--- WHAT THE TASK REQUIRES ---
Down to the last line, repeat the entries exactly.
═══ LISTED RECORDS ═══
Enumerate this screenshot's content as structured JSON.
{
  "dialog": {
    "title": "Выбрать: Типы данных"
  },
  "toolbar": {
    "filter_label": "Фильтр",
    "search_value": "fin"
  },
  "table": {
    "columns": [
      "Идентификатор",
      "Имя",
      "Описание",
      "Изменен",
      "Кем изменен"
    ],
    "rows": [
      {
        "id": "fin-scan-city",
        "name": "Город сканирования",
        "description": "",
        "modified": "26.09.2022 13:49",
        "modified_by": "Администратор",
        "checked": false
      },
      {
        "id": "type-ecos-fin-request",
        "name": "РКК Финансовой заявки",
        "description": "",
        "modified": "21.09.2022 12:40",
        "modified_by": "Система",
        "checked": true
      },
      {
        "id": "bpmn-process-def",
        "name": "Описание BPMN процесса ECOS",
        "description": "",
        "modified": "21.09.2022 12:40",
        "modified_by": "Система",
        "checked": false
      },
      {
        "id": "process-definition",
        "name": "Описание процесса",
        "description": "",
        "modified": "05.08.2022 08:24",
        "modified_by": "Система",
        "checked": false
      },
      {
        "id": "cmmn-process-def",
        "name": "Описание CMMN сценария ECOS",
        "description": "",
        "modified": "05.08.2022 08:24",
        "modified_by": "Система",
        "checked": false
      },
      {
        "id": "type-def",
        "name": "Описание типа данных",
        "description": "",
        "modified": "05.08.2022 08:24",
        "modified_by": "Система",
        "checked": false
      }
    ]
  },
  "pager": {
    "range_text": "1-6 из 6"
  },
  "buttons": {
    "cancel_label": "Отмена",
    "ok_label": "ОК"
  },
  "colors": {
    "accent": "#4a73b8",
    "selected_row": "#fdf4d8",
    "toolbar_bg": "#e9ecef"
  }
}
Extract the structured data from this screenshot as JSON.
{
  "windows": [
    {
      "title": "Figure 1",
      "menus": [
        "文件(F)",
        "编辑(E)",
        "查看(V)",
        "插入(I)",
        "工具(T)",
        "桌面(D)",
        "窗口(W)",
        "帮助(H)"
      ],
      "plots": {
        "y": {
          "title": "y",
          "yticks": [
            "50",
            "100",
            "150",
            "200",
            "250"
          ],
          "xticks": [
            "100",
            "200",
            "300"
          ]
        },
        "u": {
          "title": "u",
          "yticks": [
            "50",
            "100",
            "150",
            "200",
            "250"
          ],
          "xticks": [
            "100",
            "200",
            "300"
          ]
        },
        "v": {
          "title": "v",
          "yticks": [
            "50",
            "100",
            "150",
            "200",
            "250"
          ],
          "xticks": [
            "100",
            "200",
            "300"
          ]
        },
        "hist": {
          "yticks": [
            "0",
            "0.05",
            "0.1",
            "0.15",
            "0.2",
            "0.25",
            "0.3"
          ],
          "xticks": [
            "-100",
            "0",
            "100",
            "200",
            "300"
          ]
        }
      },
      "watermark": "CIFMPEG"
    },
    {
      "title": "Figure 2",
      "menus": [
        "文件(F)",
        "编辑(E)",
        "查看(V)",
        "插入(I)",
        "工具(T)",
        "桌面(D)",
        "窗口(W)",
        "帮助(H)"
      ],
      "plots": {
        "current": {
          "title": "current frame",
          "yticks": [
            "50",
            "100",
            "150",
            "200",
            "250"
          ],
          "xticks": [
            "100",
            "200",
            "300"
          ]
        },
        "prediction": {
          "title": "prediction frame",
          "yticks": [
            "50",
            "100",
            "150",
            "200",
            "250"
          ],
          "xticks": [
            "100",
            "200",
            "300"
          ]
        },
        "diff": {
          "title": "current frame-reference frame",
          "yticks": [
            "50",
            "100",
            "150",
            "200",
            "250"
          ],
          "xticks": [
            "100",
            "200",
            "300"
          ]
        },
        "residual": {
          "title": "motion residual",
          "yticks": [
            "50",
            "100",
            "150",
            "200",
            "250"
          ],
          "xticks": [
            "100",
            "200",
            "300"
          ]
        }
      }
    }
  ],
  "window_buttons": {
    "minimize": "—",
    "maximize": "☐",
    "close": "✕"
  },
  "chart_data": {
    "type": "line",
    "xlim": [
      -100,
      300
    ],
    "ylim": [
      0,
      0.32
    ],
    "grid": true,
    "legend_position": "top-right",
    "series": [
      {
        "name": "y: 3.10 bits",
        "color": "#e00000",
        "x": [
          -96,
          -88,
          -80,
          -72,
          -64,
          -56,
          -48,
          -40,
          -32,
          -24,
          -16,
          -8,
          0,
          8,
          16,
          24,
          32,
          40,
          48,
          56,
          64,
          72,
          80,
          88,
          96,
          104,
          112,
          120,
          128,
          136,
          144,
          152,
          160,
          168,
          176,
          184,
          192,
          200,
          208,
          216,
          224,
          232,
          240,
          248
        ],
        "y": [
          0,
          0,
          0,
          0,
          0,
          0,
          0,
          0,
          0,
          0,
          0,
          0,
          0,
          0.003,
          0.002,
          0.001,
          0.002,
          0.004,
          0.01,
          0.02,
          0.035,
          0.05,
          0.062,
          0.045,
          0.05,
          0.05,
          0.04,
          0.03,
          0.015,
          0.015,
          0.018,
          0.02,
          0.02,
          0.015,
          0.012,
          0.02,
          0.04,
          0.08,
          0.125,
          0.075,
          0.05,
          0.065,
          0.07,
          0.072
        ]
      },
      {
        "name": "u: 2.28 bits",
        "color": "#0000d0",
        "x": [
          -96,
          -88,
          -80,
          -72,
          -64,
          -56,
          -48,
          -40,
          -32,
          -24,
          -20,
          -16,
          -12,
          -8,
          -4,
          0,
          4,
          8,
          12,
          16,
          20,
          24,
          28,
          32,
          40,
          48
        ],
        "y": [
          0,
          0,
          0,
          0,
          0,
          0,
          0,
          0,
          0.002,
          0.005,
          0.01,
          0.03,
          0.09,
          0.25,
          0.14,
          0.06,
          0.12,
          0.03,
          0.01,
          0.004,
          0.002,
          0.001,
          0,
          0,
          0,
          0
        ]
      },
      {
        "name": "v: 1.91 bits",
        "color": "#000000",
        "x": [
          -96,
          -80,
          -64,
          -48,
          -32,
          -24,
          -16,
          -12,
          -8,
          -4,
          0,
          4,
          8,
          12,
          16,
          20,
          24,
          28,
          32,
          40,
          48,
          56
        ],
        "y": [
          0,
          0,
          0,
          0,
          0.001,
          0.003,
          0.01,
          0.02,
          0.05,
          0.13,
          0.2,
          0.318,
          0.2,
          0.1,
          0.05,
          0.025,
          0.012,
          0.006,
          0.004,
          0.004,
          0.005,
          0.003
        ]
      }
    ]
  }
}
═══
--- ANSWER AREA ---
Enumerate this screenshot's content as structured JSON.
{
  "dialog": {
    "title": "Выбрать: Типы данных"
  },
  "toolbar": {
    "filter_label": "Фильтр",
    "search_value": "fin"
  },
  "table": {
    "columns": [
      "Идентификатор",
      "Имя",
      "Описание",
      "Изменен",
      "Кем изменен"
    ],
    "rows": [
      {
        "id": "fin-scan-city",
        "name": "Город сканирования",
        "description": "",
        "modified": "26.09.2022 13:49",
        "modified_by": "Администратор",
        "checked": false
      },
      {
        "id": "type-ecos-fin-request",
        "name": "РКК Финансовой заявки",
        "description": "",
        "modified": "21.09.2022 12:40",
        "modified_by": "Система",
        "checked": true
      },
      {
        "id": "bpmn-process-def",
        "name": "Описание BPMN процесса ECOS",
        "description": "",
        "modified": "21.09.2022 12:40",
        "modified_by": "Система",
        "checked": false
      },
      {
        "id": "process-definition",
        "name": "Описание процесса",
        "description": "",
        "modified": "05.08.2022 08:24",
        "modified_by": "Система",
        "checked": false
      },
      {
        "id": "cmmn-process-def",
        "name": "Описание CMMN сценария ECOS",
        "description": "",
        "modified": "05.08.2022 08:24",
        "modified_by": "Система",
        "checked": false
      },
      {
        "id": "type-def",
        "name": "Описание типа данных",
        "description": "",
        "modified": "05.08.2022 08:24",
        "modified_by": "Система",
        "checked": false
      }
    ]
  },
  "pager": {
    "range_text": "1-6 из 6"
  },
  "buttons": {
    "cancel_label": "Отмена",
    "ok_label": "ОК"
  },
  "colors": {
    "accent": "#4a73b8",
    "selected_row": "#fdf4d8",
    "toolbar_bg": "#e9ecef"
  }
}
Extract the structured data from this screenshot as JSON.
{
  "windows": [
    {
      "title": "Figure 1",
      "menus": [
        "文件(F)",
        "编辑(E)",
        "查看(V)",
        "插入(I)",
        "工具(T)",
        "桌面(D)",
        "窗口(W)",
        "帮助(H)"
      ],
      "plots": {
        "y": {
          "title": "y",
          "yticks": [
            "50",
            "100",
            "150",
            "200",
            "250"
          ],
          "xticks": [
            "100",
            "200",
            "300"
          ]
        },
        "u": {
          "title": "u",
          "yticks": [
            "50",
            "100",
            "150",
            "200",
            "250"
          ],
          "xticks": [
            "100",
            "200",
            "300"
          ]
        },
        "v": {
          "title": "v",
          "yticks": [
            "50",
            "100",
            "150",
            "200",
            "250"
          ],
          "xticks": [
            "100",
            "200",
            "300"
          ]
        },
        "hist": {
          "yticks": [
            "0",
            "0.05",
            "0.1",
            "0.15",
            "0.2",
            "0.25",
            "0.3"
          ],
          "xticks": [
            "-100",
            "0",
            "100",
            "200",
            "300"
          ]
        }
      },
      "watermark": "CIFMPEG"
    },
    {
      "title": "Figure 2",
      "menus": [
        "文件(F)",
        "编辑(E)",
        "查看(V)",
        "插入(I)",
        "工具(T)",
        "桌面(D)",
        "窗口(W)",
        "帮助(H)"
      ],
      "plots": {
        "current": {
          "title": "current frame",
          "yticks": [
            "50",
            "100",
            "150",
            "200",
            "250"
          ],
          "xticks": [
            "100",
            "200",
            "300"
          ]
        },
        "prediction": {
          "title": "prediction frame",
          "yticks": [
            "50",
            "100",
            "150",
            "200",
            "250"
          ],
          "xticks": [
            "100",
            "200",
            "300"
          ]
        },
        "diff": {
          "title": "current frame-reference frame",
          "yticks": [
            "50",
            "100",
            "150",
            "200",
            "250"
          ],
          "xticks": [
            "100",
            "200",
            "300"
          ]
        },
        "residual": {
          "title": "motion residual",
          "yticks": [
            "50",
            "100",
            "150",
            "200",
            "250"
          ],
          "xticks": [
            "100",
            "200",
            "300"
          ]
        }
      }
    }
  ],
  "window_buttons": {
    "minimize": "—",
    "maximize": "☐",
    "close": "✕"
  },
  "chart_data": {
    "type": "line",
    "xlim": [
      -100,
      300
    ],
    "ylim": [
      0,
      0.32
    ],
    "grid": true,
    "legend_position": "top-right",
    "series": [
      {
        "name": "y: 3.10 bits",
        "color": "#e00000",
        "x": [
          -96,
          -88,
          -80,
          -72,
          -64,
          -56,
          -48,
          -40,
          -32,
          -24,
          -16,
          -8,
          0,
          8,
          16,
          24,
          32,
          40,
          48,
          56,
          64,
          72,
          80,
          88,
          96,
          104,
          112,
          120,
          128,
          136,
          144,
          152,
          160,
          168,
          176,
          184,
          192,
          200,
          208,
          216,
          224,
          232,
          240,
          248
        ],
        "y": [
          0,
          0,
          0,
          0,
          0,
          0,
          0,
          0,
          0,
          0,
          0,
          0,
          0,
          0.003,
          0.002,
          0.001,
          0.002,
          0.004,
          0.01,
          0.02,
          0.035,
          0.05,
          0.062,
          0.045,
          0.05,
          0.05,
          0.04,
          0.03,
          0.015,
          0.015,
          0.018,
          0.02,
          0.02,
          0.015,
          0.012,
          0.02,
          0.04,
          0.08,
          0.125,
          0.075,
          0.05,
          0.065,
          0.07,
          0.072
        ]
      },
      {
        "name": "u: 2.28 bits",
        "color": "#0000d0",
        "x": [
          -96,
          -88,
          -80,
          -72,
          -64,
          -56,
          -48,
          -40,
          -32,
          -24,
          -20,
          -16,
          -12,
          -8,
          -4,
          0,
          4,
          8,
          12,
          16,
          20,
          24,
          28,
          32,
          40,
          48
        ],
        "y": [
          0,
          0,
          0,
          0,
          0,
          0,
          0,
          0,
          0.002,
          0.005,
          0.01,
          0.03,
          0.09,
          0.25,
          0.14,
          0.06,
          0.12,
          0.03,
          0.01,
          0.004,
          0.002,
          0.001,
          0,
          0,
          0,
          0
        ]
      },
      {
        "name": "v: 1.91 bits",
        "color": "#000000",
        "x": [
          -96,
          -80,
          -64,
          -48,
          -32,
          -24,
          -16,
          -12,
          -8,
          -4,
          0,
          4,
          8,
          12,
          16,
          20,
          24,
          28,
          32,
          40,
          48,
          56
        ],
        "y": [
          0,
          0,
          0,
          0,
          0.001,
          0.003,
          0.01,
          0.02,
          0.05,
          0.13,
          0.2,
          0.318,
          0.2,
          0.1,
          0.05,
          0.025,
          0.012,
          0.006,
          0.004,
          0.004,
          0.005,
          0.003
        ]
      }
    ]
  }
}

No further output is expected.